== WHAT IS REQUIRED ==
The entries below are to be duplicated exactly, with nothing left out.
(RECORDS FOR THIS EXERCISE begins)
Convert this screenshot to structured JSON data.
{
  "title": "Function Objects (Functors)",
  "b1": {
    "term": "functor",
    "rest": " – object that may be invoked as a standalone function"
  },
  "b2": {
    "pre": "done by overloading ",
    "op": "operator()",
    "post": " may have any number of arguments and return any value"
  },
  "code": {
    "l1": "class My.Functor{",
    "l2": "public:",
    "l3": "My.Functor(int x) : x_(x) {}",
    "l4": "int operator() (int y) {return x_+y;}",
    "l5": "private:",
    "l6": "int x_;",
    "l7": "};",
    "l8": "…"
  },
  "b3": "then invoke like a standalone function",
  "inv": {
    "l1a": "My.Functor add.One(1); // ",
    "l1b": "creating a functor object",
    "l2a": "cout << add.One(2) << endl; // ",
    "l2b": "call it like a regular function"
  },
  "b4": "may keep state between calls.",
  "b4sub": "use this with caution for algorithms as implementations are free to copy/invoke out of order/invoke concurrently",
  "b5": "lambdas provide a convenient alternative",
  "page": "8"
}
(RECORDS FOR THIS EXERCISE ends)
== RESPONSE FOR THIS EXERCISE ==
Convert this screenshot to structured JSON data.
{
  "title": "Function Objects (Functors)",
  "b1": {
    "term": "functor",
    "rest": " – object that may be invoked as a standalone function"
  },
  "b2": {
    "pre": "done by overloading ",
    "op": "operator()",
    "post": " may have any number of arguments and return any value"
  },
  "code": {
    "l1": "class My.Functor{",
    "l2": "public:",
    "l3": "My.Functor(int x) : x_(x) {}",
    "l4": "int operator() (int y) {return x_+y;}",
    "l5": "private:",
    "l6": "int x_;",
    "l7": "};",
    "l8": "…"
  },
  "b3": "then invoke like a standalone function",
  "inv": {
    "l1a": "My.Functor add.One(1); // ",
    "l1b": "creating a functor object",
    "l2a": "cout << add.One(2) << endl; // ",
    "l2b": "call it like a regular function"
  },
  "b4": "may keep state between calls.",
  "b4sub": "use this with caution for algorithms as implementations are free to copy/invoke out of order/invoke concurrently",
  "b5": "lambdas provide a convenient alternative",
  "page": "8"
}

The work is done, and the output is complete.